Thirty-seconds on Google is all it takes to find material that would be offensive to a particular race, religion, or ethnicity. This makes the last several weeks very interesting as someone who is Muslim. For all the nonsense that can be found, a poorly produced, almost comical movie denigrating prophet Muhammad became the center of controversy in the Muslim world.
Some (not all, but some) Muslims chose to react violently, leading to the death of many innocent individuals, including U.S. Ambassador Christopher Stevens. The riots have also continued to perpetuate a narrative about Muslims generally; that we are crazy, violent, and uncivilized. Thankfully, a number of individuals and Muslim organizations, especially in the United States, denounced the violence swiftly and outright.
Fast-forward about a week later, and move halfway across the globe—in New York City where advertisements are going up on subway train cars that say: “In any war between the civilized man and the savage, support the civilized man. Support Israel. Defeat Jihad.” Muslims in New York and throughout the country are outraged, many voicing their opinions to the Metropolitan Transit Authority and the group responsible for the ad.
People are offended. But why? It depends on how you read the sign. If you read it to mean, “Defeat Radical Islam” or “Defeat Terrorism,” then there shouldn’t really be a problem. And it’s true that “savage” is a strong word, but what better way to describe terrorism than “savage?” The argument, of course, is that the sign doesn’t say those things; it simply says “Jihad,” which is meant to imply Islam, not simply radical terrorist organizations.

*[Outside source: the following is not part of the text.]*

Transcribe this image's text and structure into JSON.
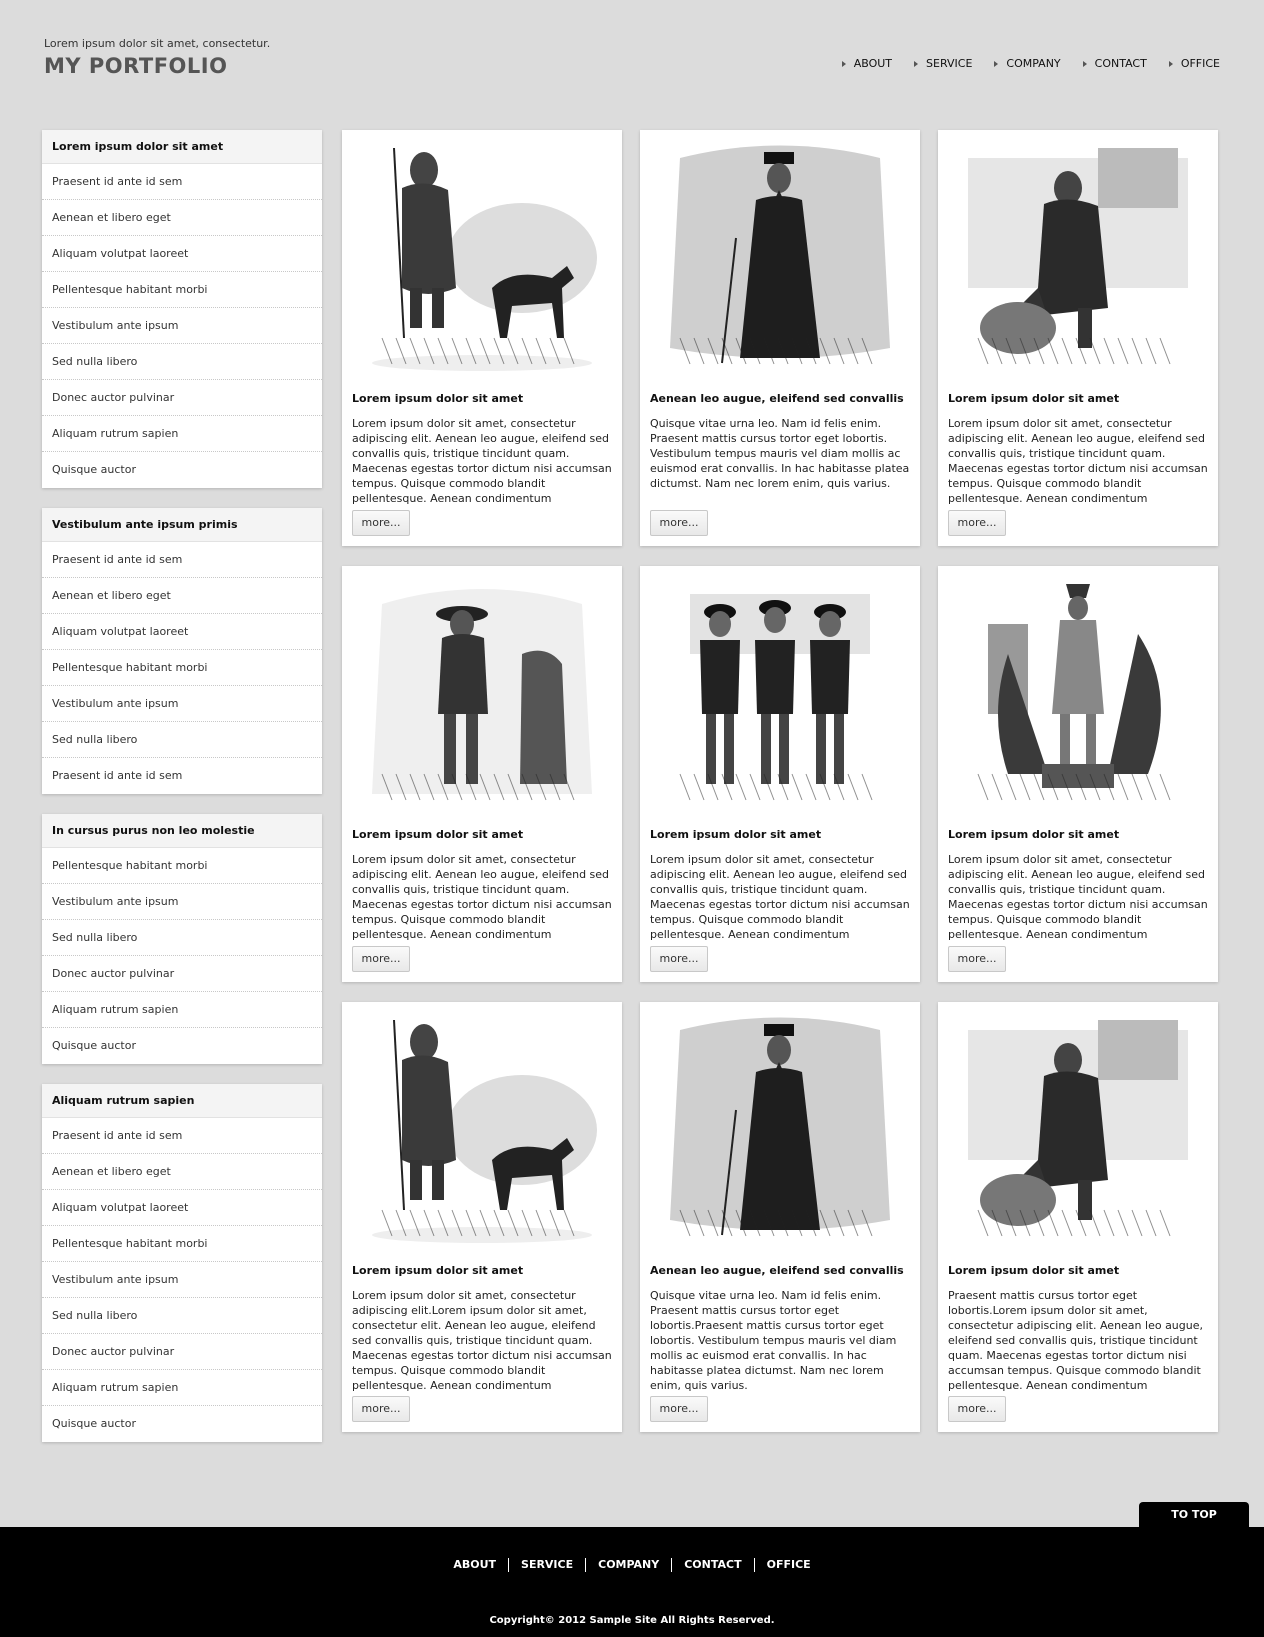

While the outcry against the sign can be justified, there might be more to gain by remaining apathetic to the sign. More pointedly, Muslims should not to be angered by the sign. It may very well be the case that the motivation behind the sign is not to spread a message, but to provoke a response by Muslims in America. To give naysayers something concrete to point to and say “look at those Muslims, there they go again.” Why give the sign more free press, why turn this into a “debate,” why dignify ignorance with a measured, educated response?
American Muslims have an opportunity to show the world how to handle offensive speech. By ignoring it or making fun of it—not by getting upset over it. We should save our energy, our passion, and our dedication for the fight that really matters: the battle for the soul of Islam. Who speaks for Islam? Is it the millions of peaceful adherents, or the radicals who turn to violence? Because if we don’t win that battle, a subway poster here and a juvenile movie there, will be the least of our problems.
We will never be able to protest against every single piece of bigoted or religiously offensive material. But what we can do is continue to make such claims so absurd, that they cease to have any real value. Every time a Muslim befriends someone, that sign has less influence. Every time a Muslim doctor saves a life, that sign has less influence. Every time a Muslim just lives their life, as any other person would, the narrative sought to be bolstered through ads and movies like we’ve seen over the last few weeks, becomes less powerful.
So in the meantime, keep calm and carry on.
Khurram Dara is the author of “The Crescent Directive: An essay on improving the image of Islam in America.” Follow him on Twitter @KhurramDara.